The research model suggested that two drivers of that trend were better health, and the falling number of workers covered by defined benefit (DB) pensions, which have been increasingly replaced by 401(k) plans.

DB pensions contain a promise by employers to pay a specified monthly benefit for life, while 401(k)s come with a promised employer contribution to your investment account.

Sixty-two percent of workers offered a retirement plan on the job had a DB pension in 1983 - but that fell to just 17 percent in 2016, according to a separate CRR analysis of Federal Reserve data. During the same period, the percentage of workers offered only a defined contribution plan soared, from 12 percent to 73 percent.

Like Social Security, DB pensions are designed around an age when workers can receive full benefits - and that is a powerful incentive to retire, notes Geoff Sanzenbacher, associate director of research at CRR and a co-author of the study. “For most people, that’s it - you hit that age and decide to retire,” he said.

The incentives in defined contribution plans are the mirror opposite, he added. “DC plans don’t have any mechanism for suggesting a retirement age - and if anything, there is always an incentive to keep working and saving. And people worry about exhausting their savings, which doesn’t happen with a lifetime DB pension benefit.”

Social Security’s FRA is rising under reforms approved in 1983, gradually increasing from 65 to 67 for workers born in 1960 or later. The reform functions as a benefit cut, since it raises the bar for receiving full benefits. The CRR research did not find that the higher retirement age is serving as much of an incentive to delay filing.

But Sanzenbacher does think any move to increase the FRA further would change behavior. “If we saw an increase to 70, you’d see more people delaying wherever possible.”

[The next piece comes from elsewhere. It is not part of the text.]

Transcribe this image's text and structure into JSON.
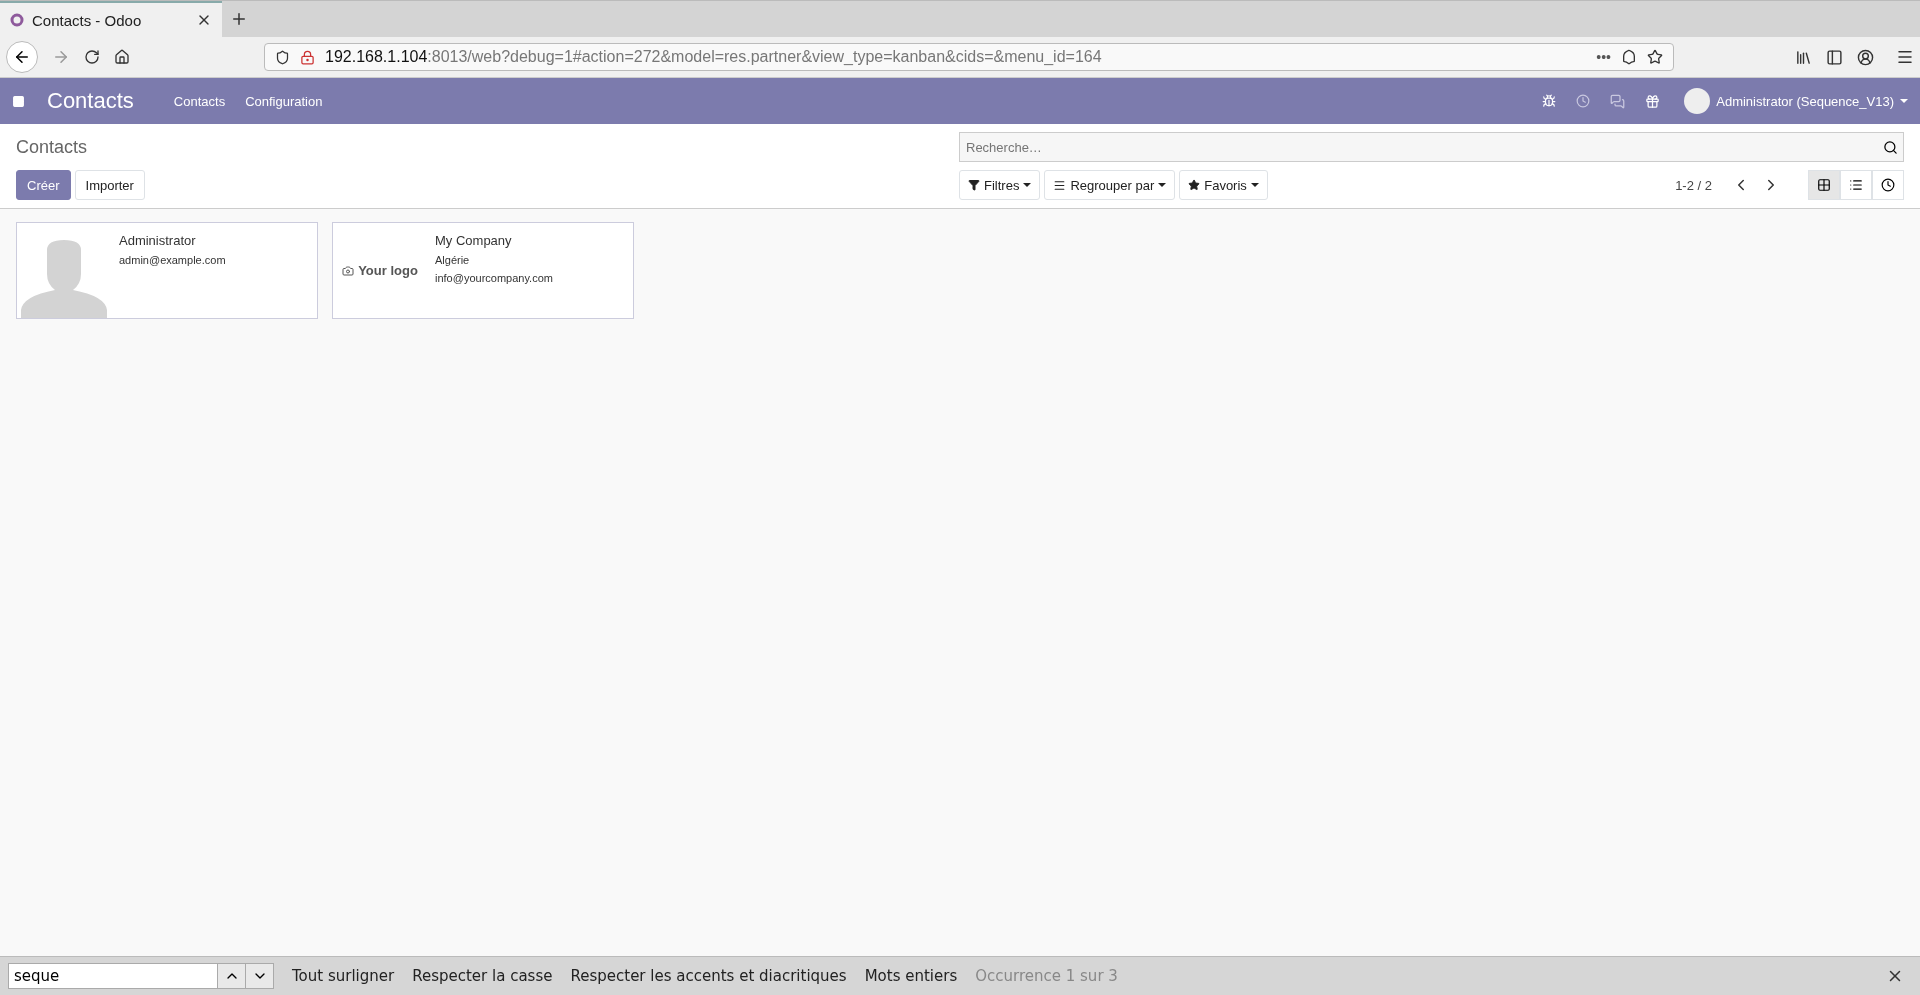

(The writer is a Reuters columnist. The opinions expressed are his own.)

Editing by Matthew Lewis